litigated had Land Bank been more circumspect in dealing with Alfredo. The bank chose to accept payment from Alfredo even before a credit investigation was underway and also failed to informed him of the disapproval. The court found that there was negligence to a certain degree on the part of Land Bank in handling the transaction with Alfredo. A bank as a business entity should observe a higher standard of diligence when dealing with the public which Land Bank neglect to observe in this case.The petitioners appeal was denied by the Supreme Court and the decision of the Court of Appeals was affirmed with modification in thatthe amount of PhP 750,000 will earn interest at 6% per annum and the total aggregate monetary awards will in turn earn 12% per annum from the finality of this Decision until fully paid.

MANZANAL vs. ILUSORIOGR No. 189311, DECEMBER 6, 2010FACTS: A penthouse unit at the Baguio Country Club Corporation (BCCC) building in Baguio was assigned torespondent, Ramon Ilusorio, by one Felix Adolfo B. Lopez, Jr., with the conformity of BCCC. By respondentsclaim, he, for a period of five (5) years since the assignment, enjoyed the use of the unit and the clubs facilities, along with his business colleagues and friends but that when conflict within the family arose in 1998and escalated to great proportions, he was barred from using the unit and was almost expelled as member of the club. Hence, spawned his filing of multiple suits against BCCC before the courts and SEC. Respondent senta letter to BCCC requesting for his current statement of account. Replying, BCCC charged him the amount of P102,076.74 which he paid under protest. He, however, requested a breakdown of the amount which BCCC,thru Manzanal, complied with, to which was attached respondents Statement of Account itemizing the amount which in fact totaled P2,928,223.26.BCCC subsequently sent a final demand letter to respondent for the immediate payment of the unpaid charges, failing which, BCCC stated, it "shall be constrained to take the necessary action available under the clubs rules to protect the interests of the club." Respondent questioned Manzanals authority as an Assistant Vice President, as well as the billing for P2,431,000 and P599,300 as bereft of bases. Hence, this prompted him to file a complaint for damages against petitioners. Respondent contends that he should not be charged for the use of the unit as he, as owner, is entitled to its use and enjoyment. And he cast doubt on billing him for charges dating back to 1995. On the other hand, Petitioner filed a Motion to Dismiss the complaint for failure to state a cause of action, he alleging that being merely an officer who signed on behalf of BCCC, he should not be personally liable. He explained that the act of sending a demand letter does not constitute a cause of action against the obligee/creditor. Alternatively, Manzanal claimed that respondents asseverations against him and BCCC should be ventilated as a matter of defense in the collection suit filed against him. BCCC also filed a Motion to Dismiss on the groundof litis pendentia, it having filed a collection suit against respondent before the RTC of Baguio City.RTC- dismissed the complaint CA- reversed the decision of the RTC and ordered the reinstatement of respondents complaint ISSUE: W/N the complaint for damages filed by Ramon K. Ilusorio (respondent) against petitioners Dennis R.Manzanal and Baguio Country Club Corporation (BCCC) states a cause of action. HELD: YES. A cause of action is the act or omission by which a party violates the right of another, entitling the injured party to relief. Its existence is determined from the allegations in the complaint. The Court finds from the tenor of the demand letters, which respondent annexed to his complaint,that it did not deviate from the standard practice of pursuing the satisfaction of a club members obligations. Respondent did not indicate in his complaint how tenuous petitioners claim for unpaid charges is. In his

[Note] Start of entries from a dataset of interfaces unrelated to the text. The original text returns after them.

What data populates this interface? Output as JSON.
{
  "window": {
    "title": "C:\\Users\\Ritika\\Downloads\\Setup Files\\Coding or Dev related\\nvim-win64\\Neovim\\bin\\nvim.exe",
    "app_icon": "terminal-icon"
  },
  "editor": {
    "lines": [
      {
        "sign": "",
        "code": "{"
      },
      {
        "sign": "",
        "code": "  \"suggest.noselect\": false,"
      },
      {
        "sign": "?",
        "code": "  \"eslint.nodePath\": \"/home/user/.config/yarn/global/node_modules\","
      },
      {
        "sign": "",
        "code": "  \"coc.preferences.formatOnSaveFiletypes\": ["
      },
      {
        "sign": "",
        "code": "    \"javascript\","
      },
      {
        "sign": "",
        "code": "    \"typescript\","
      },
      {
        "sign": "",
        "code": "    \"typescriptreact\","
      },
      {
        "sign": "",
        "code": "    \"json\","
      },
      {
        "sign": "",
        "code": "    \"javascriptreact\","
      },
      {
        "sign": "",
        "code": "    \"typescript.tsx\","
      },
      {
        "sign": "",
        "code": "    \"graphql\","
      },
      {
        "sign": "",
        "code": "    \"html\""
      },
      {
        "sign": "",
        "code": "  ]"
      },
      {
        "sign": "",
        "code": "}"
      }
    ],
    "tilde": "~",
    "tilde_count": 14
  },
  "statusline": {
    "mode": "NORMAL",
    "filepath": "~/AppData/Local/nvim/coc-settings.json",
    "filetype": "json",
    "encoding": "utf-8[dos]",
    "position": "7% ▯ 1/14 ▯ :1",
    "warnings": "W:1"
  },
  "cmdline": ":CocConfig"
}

reply to petitioners final letter of demand, he in fact did not contradict petitioners statement that his work